A military prosecutor has been accused of serious failings in his handling of sexual assault and rape cases.
Concerns first emerged in 2012 and the family of an alleged victim were given assurances the prosecutor would undergo training and be closely supervised.
The BBC has learned claims were then made over his work on a later case.
The Ministry of Defence says “mistakes were made” in both incidents but the complainants want a review of all similar cases involving the prosecutor.
It comes after the MoD this year settled a civil action over alleged mistakes made by the prosecutor in the second case, which related to an alleged sexual assault in 2015.

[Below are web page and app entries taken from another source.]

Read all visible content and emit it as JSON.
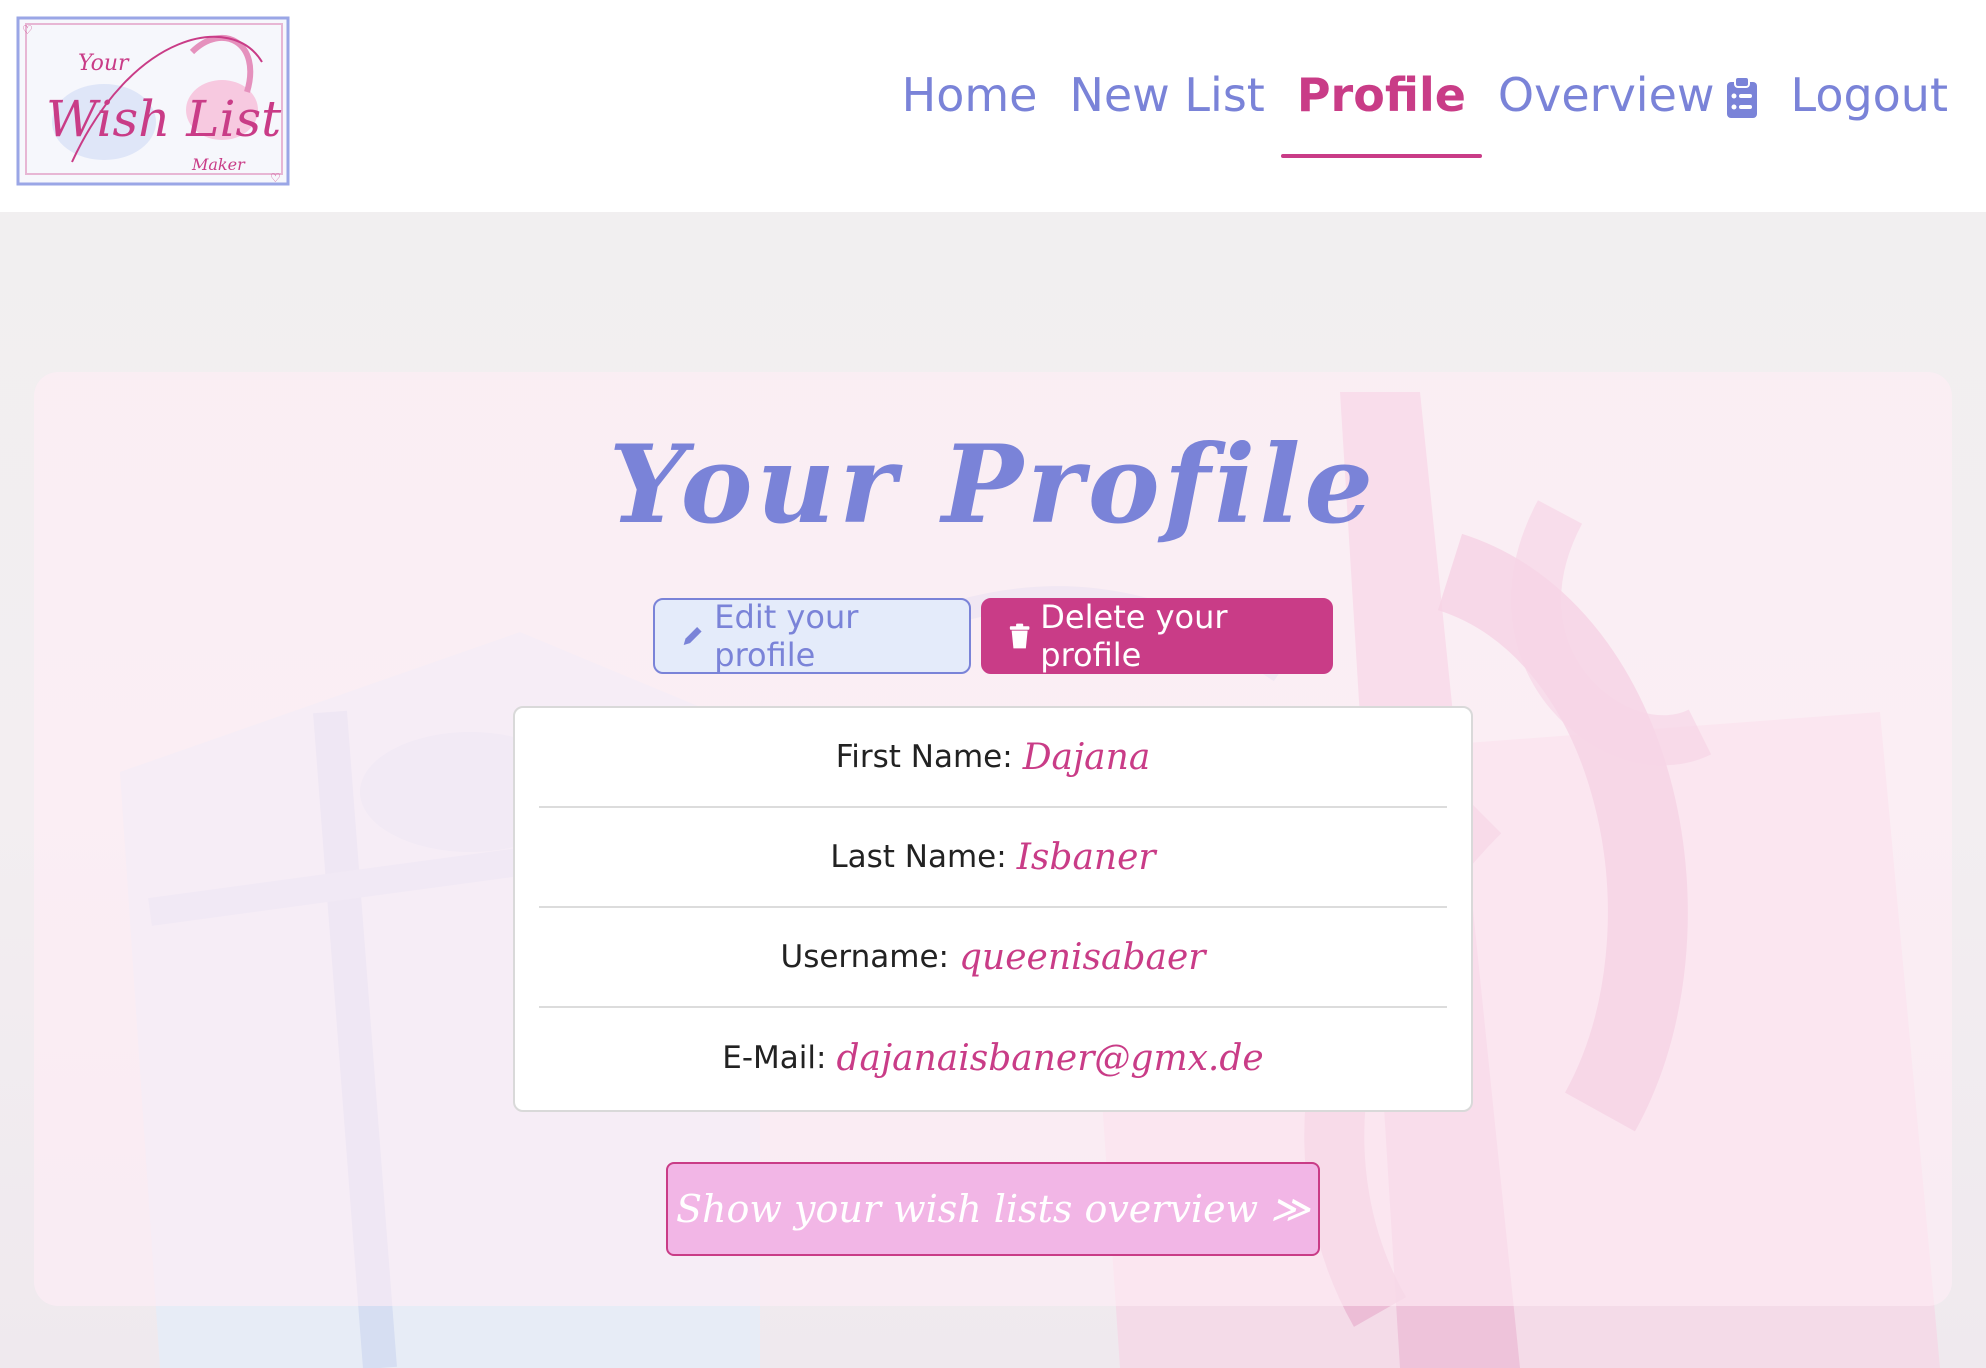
{
  "logo": {
    "line1": "Your",
    "line2": "Wish List",
    "line3": "Maker"
  },
  "nav": {
    "home": "Home",
    "new_list": "New List",
    "profile": "Profile",
    "overview": "Overview",
    "logout": "Logout",
    "active": "profile"
  },
  "colors": {
    "accent_blue": "#7a83d8",
    "accent_pink": "#c93c87",
    "button_light_pink": "#f2b6e6"
  },
  "icons": {
    "overview": "clipboard-list-icon",
    "edit": "pencil-icon",
    "delete": "trash-icon"
  },
  "page": {
    "title": "Your Profile"
  },
  "actions": {
    "edit_label": "Edit your profile",
    "delete_label": "Delete your profile",
    "overview_label": "Show your wish lists overview ≫"
  },
  "profile": {
    "first_name_label": "First Name:",
    "first_name": "Dajana",
    "last_name_label": "Last Name:",
    "last_name": "Isbaner",
    "username_label": "Username:",
    "username": "queenisabaer",
    "email_label": "E-Mail:",
    "email": "dajanaisbaner@gmx.de"
  }
}
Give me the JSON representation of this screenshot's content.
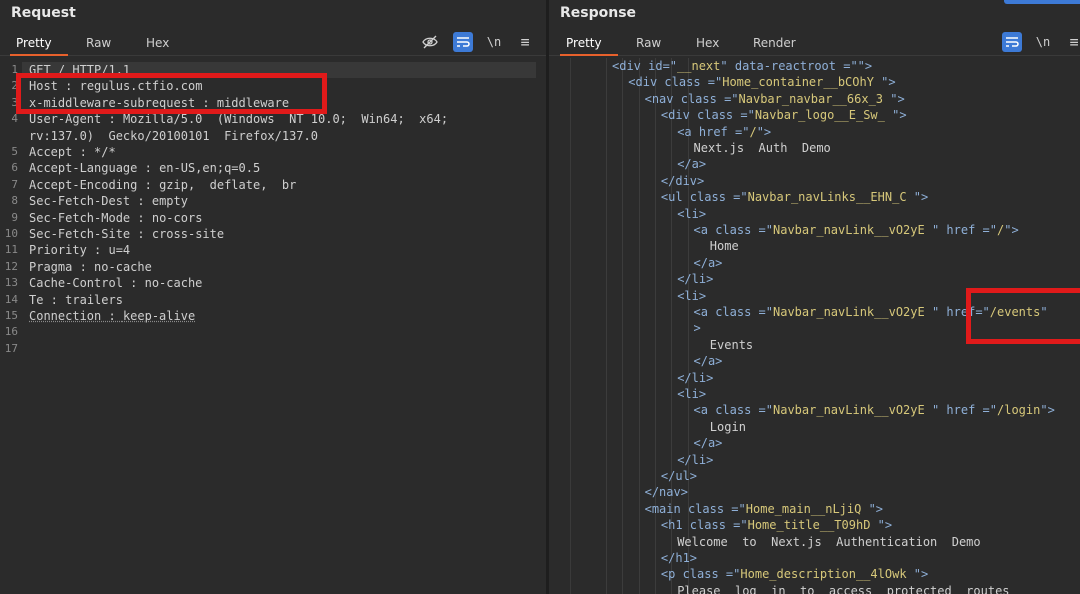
{
  "request": {
    "title": "Request",
    "tabs": [
      "Pretty",
      "Raw",
      "Hex"
    ],
    "active_tab": "Pretty",
    "tools": {
      "hide": "eye-off-icon",
      "wrap": "wrap-icon",
      "newline": "\\n",
      "menu": "≡"
    },
    "lines": [
      {
        "n": "1",
        "key": "GET / HTTP/1.1",
        "val": ""
      },
      {
        "n": "2",
        "key": "Host",
        "val": "regulus.ctfio.com"
      },
      {
        "n": "3",
        "key": "x-middleware-subrequest",
        "val": "middleware"
      },
      {
        "n": "4",
        "key": "User-Agent",
        "val": "Mozilla/5.0  (Windows  NT 10.0;  Win64;  x64;"
      },
      {
        "n": "",
        "key": "",
        "val": "rv:137.0)  Gecko/20100101  Firefox/137.0"
      },
      {
        "n": "5",
        "key": "Accept",
        "val": "*/*"
      },
      {
        "n": "6",
        "key": "Accept-Language",
        "val": "en-US,en;q=0.5"
      },
      {
        "n": "7",
        "key": "Accept-Encoding",
        "val": "gzip,  deflate,  br"
      },
      {
        "n": "8",
        "key": "Sec-Fetch-Dest",
        "val": "empty"
      },
      {
        "n": "9",
        "key": "Sec-Fetch-Mode",
        "val": "no-cors"
      },
      {
        "n": "10",
        "key": "Sec-Fetch-Site",
        "val": "cross-site"
      },
      {
        "n": "11",
        "key": "Priority",
        "val": "u=4"
      },
      {
        "n": "12",
        "key": "Pragma",
        "val": "no-cache"
      },
      {
        "n": "13",
        "key": "Cache-Control",
        "val": "no-cache"
      },
      {
        "n": "14",
        "key": "Te",
        "val": "trailers"
      },
      {
        "n": "15",
        "key": "Connection",
        "val": "keep-alive"
      },
      {
        "n": "16",
        "key": "",
        "val": ""
      },
      {
        "n": "17",
        "key": "",
        "val": ""
      }
    ]
  },
  "response": {
    "title": "Response",
    "tabs": [
      "Pretty",
      "Raw",
      "Hex",
      "Render"
    ],
    "active_tab": "Pretty",
    "tools": {
      "wrap": "wrap-icon",
      "newline": "\\n",
      "menu": "≡"
    },
    "lines": [
      {
        "i": 0,
        "parts": [
          [
            "tag",
            "<div "
          ],
          [
            "attr",
            "id"
          ],
          [
            "tag",
            "=\""
          ],
          [
            "str",
            "__next"
          ],
          [
            "tag",
            "\" "
          ],
          [
            "attr",
            "data-reactroot"
          ],
          [
            "tag",
            " =\"\">"
          ]
        ]
      },
      {
        "i": 1,
        "parts": [
          [
            "tag",
            "<div "
          ],
          [
            "attr",
            "class"
          ],
          [
            "tag",
            " =\""
          ],
          [
            "str",
            "Home_container__bCOhY"
          ],
          [
            "tag",
            " \">"
          ]
        ]
      },
      {
        "i": 2,
        "parts": [
          [
            "tag",
            "<nav "
          ],
          [
            "attr",
            "class"
          ],
          [
            "tag",
            " =\""
          ],
          [
            "str",
            "Navbar_navbar__66x_3"
          ],
          [
            "tag",
            " \">"
          ]
        ]
      },
      {
        "i": 3,
        "parts": [
          [
            "tag",
            "<div "
          ],
          [
            "attr",
            "class"
          ],
          [
            "tag",
            " =\""
          ],
          [
            "str",
            "Navbar_logo__E_Sw_"
          ],
          [
            "tag",
            " \">"
          ]
        ]
      },
      {
        "i": 4,
        "parts": [
          [
            "tag",
            "<a "
          ],
          [
            "attr",
            "href"
          ],
          [
            "tag",
            " =\""
          ],
          [
            "str",
            "/"
          ],
          [
            "tag",
            "\">"
          ]
        ]
      },
      {
        "i": 5,
        "parts": [
          [
            "txt",
            "Next.js  Auth  Demo"
          ]
        ]
      },
      {
        "i": 4,
        "parts": [
          [
            "tag",
            "</a>"
          ]
        ]
      },
      {
        "i": 3,
        "parts": [
          [
            "tag",
            "</div>"
          ]
        ]
      },
      {
        "i": 3,
        "parts": [
          [
            "tag",
            "<ul "
          ],
          [
            "attr",
            "class"
          ],
          [
            "tag",
            " =\""
          ],
          [
            "str",
            "Navbar_navLinks__EHN_C"
          ],
          [
            "tag",
            " \">"
          ]
        ]
      },
      {
        "i": 4,
        "parts": [
          [
            "tag",
            "<li>"
          ]
        ]
      },
      {
        "i": 5,
        "parts": [
          [
            "tag",
            "<a "
          ],
          [
            "attr",
            "class"
          ],
          [
            "tag",
            " =\""
          ],
          [
            "str",
            "Navbar_navLink__vO2yE"
          ],
          [
            "tag",
            " \" "
          ],
          [
            "attr",
            "href"
          ],
          [
            "tag",
            " =\""
          ],
          [
            "str",
            "/"
          ],
          [
            "tag",
            "\">"
          ]
        ]
      },
      {
        "i": 6,
        "parts": [
          [
            "txt",
            "Home"
          ]
        ]
      },
      {
        "i": 5,
        "parts": [
          [
            "tag",
            "</a>"
          ]
        ]
      },
      {
        "i": 4,
        "parts": [
          [
            "tag",
            "</li>"
          ]
        ]
      },
      {
        "i": 4,
        "parts": [
          [
            "tag",
            "<li>"
          ]
        ]
      },
      {
        "i": 5,
        "parts": [
          [
            "tag",
            "<a "
          ],
          [
            "attr",
            "class"
          ],
          [
            "tag",
            " =\""
          ],
          [
            "str",
            "Navbar_navLink__vO2yE"
          ],
          [
            "tag",
            " \" "
          ],
          [
            "attr",
            "href"
          ],
          [
            "tag",
            "=\""
          ],
          [
            "str",
            "/events"
          ],
          [
            "tag",
            "\""
          ]
        ]
      },
      {
        "i": 5,
        "parts": [
          [
            "tag",
            ">"
          ]
        ]
      },
      {
        "i": 6,
        "parts": [
          [
            "txt",
            "Events"
          ]
        ]
      },
      {
        "i": 5,
        "parts": [
          [
            "tag",
            "</a>"
          ]
        ]
      },
      {
        "i": 4,
        "parts": [
          [
            "tag",
            "</li>"
          ]
        ]
      },
      {
        "i": 4,
        "parts": [
          [
            "tag",
            "<li>"
          ]
        ]
      },
      {
        "i": 5,
        "parts": [
          [
            "tag",
            "<a "
          ],
          [
            "attr",
            "class"
          ],
          [
            "tag",
            " =\""
          ],
          [
            "str",
            "Navbar_navLink__vO2yE"
          ],
          [
            "tag",
            " \" "
          ],
          [
            "attr",
            "href"
          ],
          [
            "tag",
            " =\""
          ],
          [
            "str",
            "/login"
          ],
          [
            "tag",
            "\">"
          ]
        ]
      },
      {
        "i": 6,
        "parts": [
          [
            "txt",
            "Login"
          ]
        ]
      },
      {
        "i": 5,
        "parts": [
          [
            "tag",
            "</a>"
          ]
        ]
      },
      {
        "i": 4,
        "parts": [
          [
            "tag",
            "</li>"
          ]
        ]
      },
      {
        "i": 3,
        "parts": [
          [
            "tag",
            "</ul>"
          ]
        ]
      },
      {
        "i": 2,
        "parts": [
          [
            "tag",
            "</nav>"
          ]
        ]
      },
      {
        "i": 2,
        "parts": [
          [
            "tag",
            "<main "
          ],
          [
            "attr",
            "class"
          ],
          [
            "tag",
            " =\""
          ],
          [
            "str",
            "Home_main__nLjiQ"
          ],
          [
            "tag",
            " \">"
          ]
        ]
      },
      {
        "i": 3,
        "parts": [
          [
            "tag",
            "<h1 "
          ],
          [
            "attr",
            "class"
          ],
          [
            "tag",
            " =\""
          ],
          [
            "str",
            "Home_title__T09hD"
          ],
          [
            "tag",
            " \">"
          ]
        ]
      },
      {
        "i": 4,
        "parts": [
          [
            "txt",
            "Welcome  to  Next.js  Authentication  Demo"
          ]
        ]
      },
      {
        "i": 3,
        "parts": [
          [
            "tag",
            "</h1>"
          ]
        ]
      },
      {
        "i": 3,
        "parts": [
          [
            "tag",
            "<p "
          ],
          [
            "attr",
            "class"
          ],
          [
            "tag",
            " =\""
          ],
          [
            "str",
            "Home_description__4lOwk"
          ],
          [
            "tag",
            " \">"
          ]
        ]
      },
      {
        "i": 4,
        "parts": [
          [
            "txt",
            "Please  log  in  to  access  protected  routes"
          ]
        ]
      }
    ]
  },
  "colors": {
    "accent": "#e8612c",
    "highlight": "#e01a1a",
    "tool_blue": "#3d7ad6"
  }
}
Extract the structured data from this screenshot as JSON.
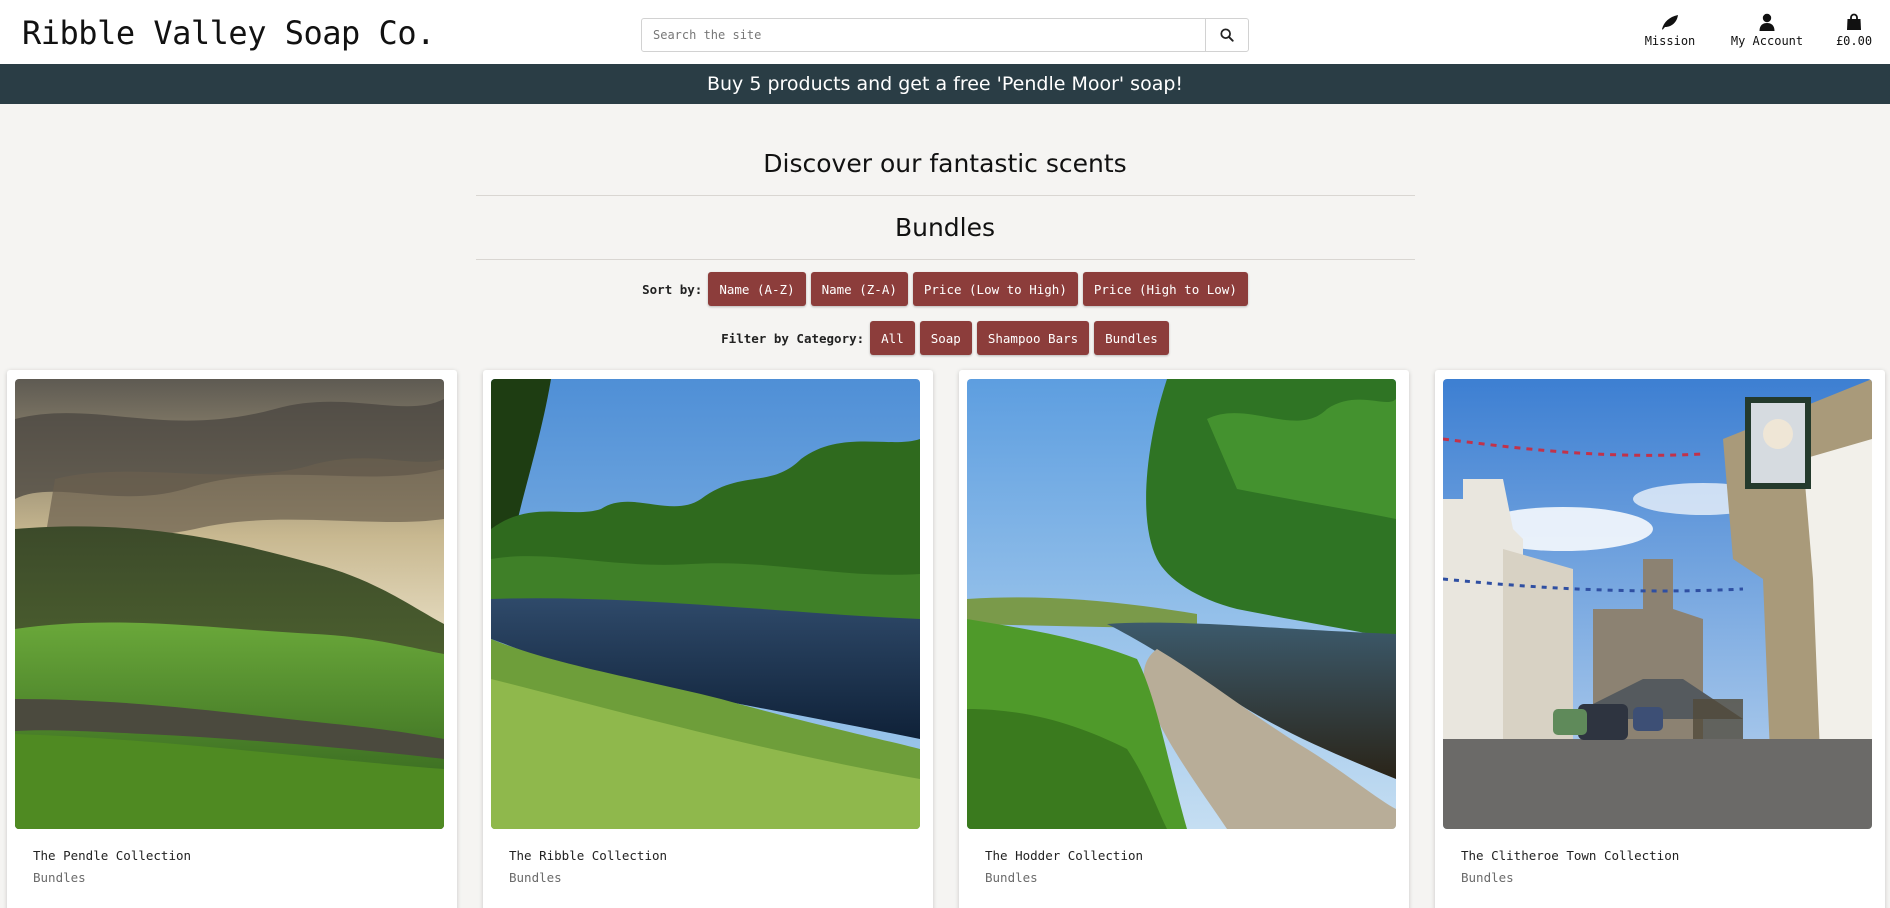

Cpl Anne-Marie Ellement, from Bournemouth, died in October 2011 at Bulford barracks in Wiltshire. The coroner at her inquest found that bullying and the “lingering effect” of an alleged rape were factors in her suicide.
Cpl Ellement had alleged she was raped in 2009 by two fellow corporals.
Her case was investigated and the details passed on to the Service Prosecuting Authority (SPA). But it decided there was insufficient evidence to prosecute – a decision it later admitted was wrong.
In 2012, Cpl Ellement’s family and their lawyer, Emma Norton, requested a meeting with the SPA and the prosecutor in her case.
Khristina Swain, Anne-Marie’s sister, said: “He [the prosecutor] started going through what had happened, but certain things didn’t add up and I started to question what knowledge he actually had. And what experience did he have.”
The family were “aghast” at what they considered to be serious failings uncovered in the handling of Cpl Ellement’s case. The prosecutor had not completed specialist rape training and critical forensic tests, which could have helped form a prosecution, had been cancelled.
In 2015, following a fresh investigation, Jeremy Jones and Thomas Fulton were charged with rape. Both men were found not guilty at a court martial trial in 2016.
The family were told that lessons had been learnt from the initial investigation and say they were assured the prosecutor would be closely supervised in future cases.
However, the MoD this year settled a civil case in which further allegations of serious failings by the same prosecutor were made.
Alicia – not her real name – serves in the military and alleged she was sexually assaulted in 2015 at her barracks,
“He started kissing me,” she said.
“I told him no and I was trying to force him back, but it was like pushing against a brick wall. I just shut down.”
A suspect was arrested and charged but in 2017 he was acquitted.
Alicia had been concerned about the handling of the case prior to the court martial trial and submitted a complaint.
She had a meeting with senior figures in the service police and prosecuting authority following the acquittal.
Alicia says she was told: “You also need to know that your prosecutor was the one who dealt with the case of Cpl Ellement.”
She added: “I was told he [the prosecutor] should never have handled my case.”
In a letter sent to Alicia, seen by the BBC, the deputy director of service prosecutions acknowledges failures and formally apologised.
These included not informing Alicia she could give evidence via video link, a delay in submitting crucial documents until the day of the trial, and providing incorrect legal advice.
Alicia said: “I have been through hell but I don’t even know if I can blame the prosecutor. That is entirely the service justice system’s responsibility – they knew he had to be supervised.
“The military should never have handled my case in the first place. My case and how many other cases? The rape prosecutions in the civilian court are poor – but at least for us in the military – the civilian court provides independence.”
Alicia wants all sexual assault and rape cases involving the military to be tried in civilian courts, an issue Defence Secretary Ben Wallace is currently reviewing.
She added all of the cases of the prosecutor involved in her complaint should be independently reviewed.
An MoD spokesperson said: “Sexual assault is not tolerated in the armed forces and the service justice system must always provide an effective and fair route to justice for everyone.
“The MoD makes considerable effort to ensure the service justice system remains fit for purpose, including the commissioning of the independent Lyons Review, which reported earlier this year.
“Mistakes were made in the handling of these cases, for which the Service Prosecuting Authority has apologised.”